Clearly, Bunch’s comments about the monuments were the bubbling over of his excitement about history and museums coming to the community in which he has invested so much.
The Woodlands Township Chairman is sensitive to what a great community The Woodlands is, particularly in the conception of George Mitchell, its founder and developer, who foresaw the coming together of people from all walks of life, backgrounds, and cultures.
Bunch’s comments yesterday afternoon brought a dignified closure to this issue as far as he should be concerned. He apologized for the comments he made which the news media took out of context. Bunch was certainly at fault, partly, for giving the news media the opening. The video which he released showed the emotional sincerity with which he uttered the words.
Here’s Bunch’s statement:
“Message from Gordy Bunch, The Woodlands, Texas
“September 21, 2017
“RE: Article in Houston Chronicle
“I’m Gordy Bunch and I want to apologize for the comments I made at a meeting the other night regarding the potential moving of statues to our community.

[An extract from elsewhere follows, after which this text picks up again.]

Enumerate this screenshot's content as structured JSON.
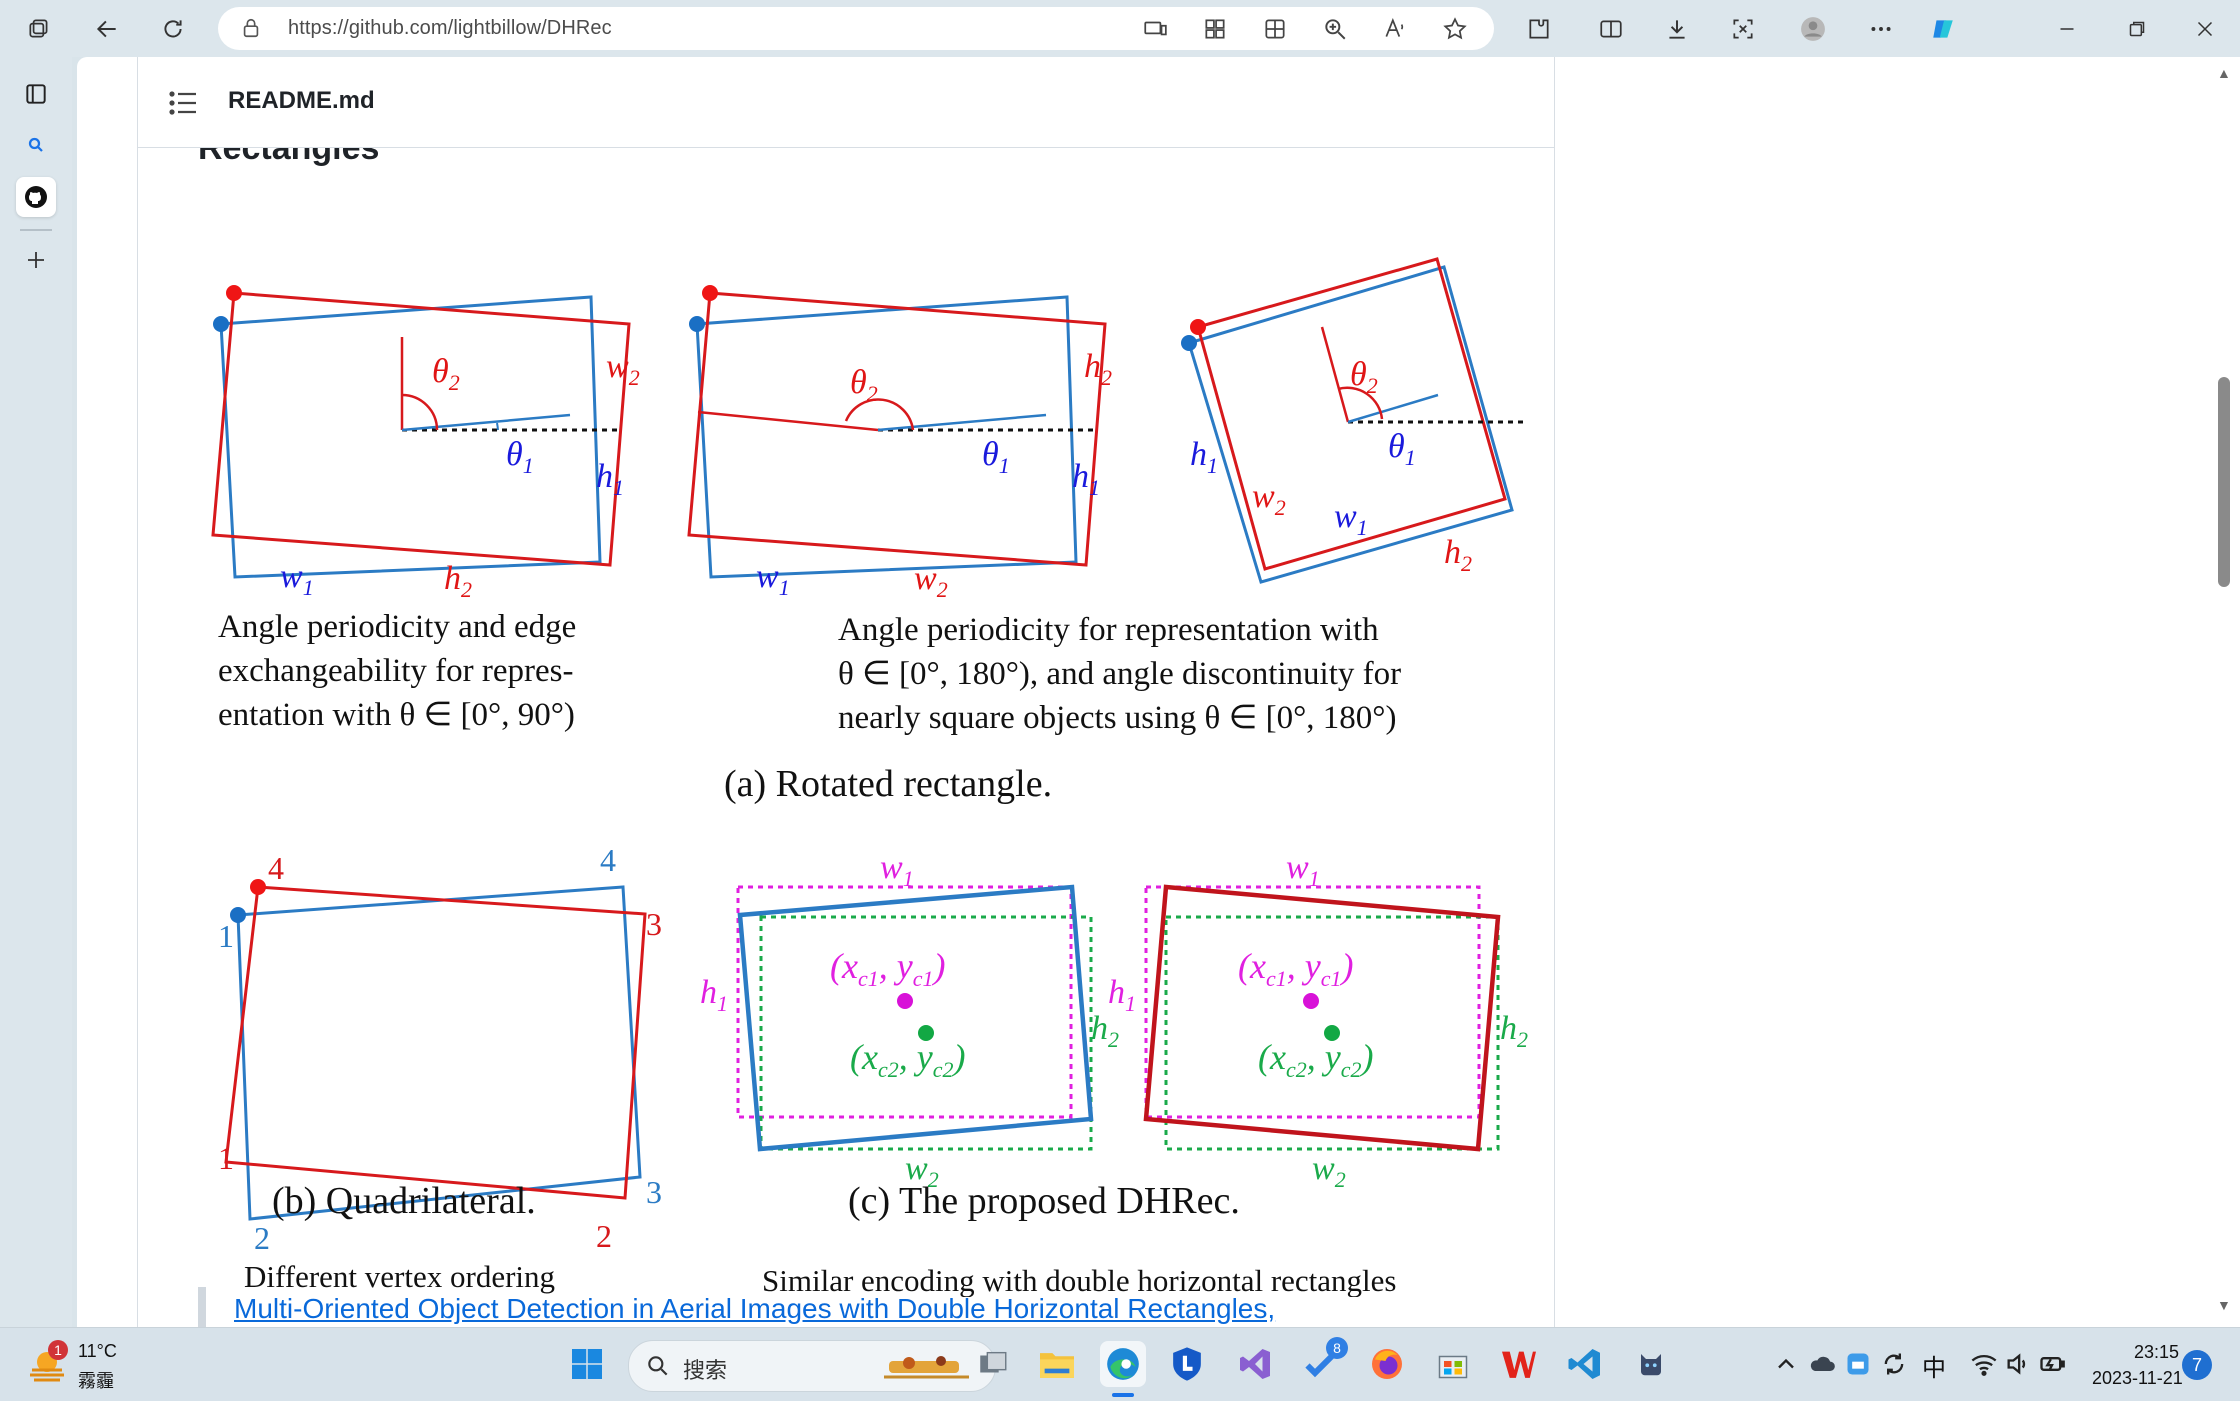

“I want to provide context that the only interest that I would ever have in such divisive statues is if they could be used for education purposes in a museum setting where we could educate current and future generations regarding the failures of our past and our history. I do not condone or accept racism, hate groups, neo-Nazis, KKK or any divisive group. I’m not looking to celebrate the Confederacy; I’m not looking to divide our community. I believe that there is no support for relocation of these statues, whether in a museum or otherwise and I can commit that there is zero chance now that these items will ever set foot into our community.
“I apologize to the Township Board, our Township Staff, our residents in our business community for the negative headlines that this has caused. I want to make sure that all of our community knows that my only intent was to use these for education purposes. I even woke up my kids this morning and sat down with them and I had them read the article in the paper to make sure that I explained to them what I had in my heart and my mind. I think that we too often ignore past failures and I think if there would have been an opportunity to create dialogue and a venue where we could fully expose transparently the failures of our past and the things that we have worked through to come together as a state and a country that they might have had some potential value. I now see the error in that thought and I apologize again for creating this divisive issue within our community that so easily could have been avoided. I want to make sure that if you have any questions, I am happy to answer any of those and that our family, our community is committed to the diversity that George Mitchell envisioned.
“I stand behind our Proclamation on Diversity and Inclusiveness, in no way shape or form, wanted to convey that our community was a safe haven for the Confederacy. I do not believe that. I do not have that in my heart and I apologize and I do deserve the feedback that was given to me, given the nature of the article and the lack of context. I do accept responsibility for those statements. I hope that I have clarified what my intentions were and I want to also reiterate that there is no official offer to any entity to transfer statues, relics or plaques to our community. This was not a fully vetted idea. This was not ever on a Board Agenda. I was in a meeting where there was discussion regarding whether removal of plaques, statues and artifacts that ranged a number of different issues, not just Confederate issues and in the desire to try to populate, or have options to populate a museum, I made those comments, which now I see were divisive and hurtful and I apologize again for that.”
The video of Bunch’s remarks follows: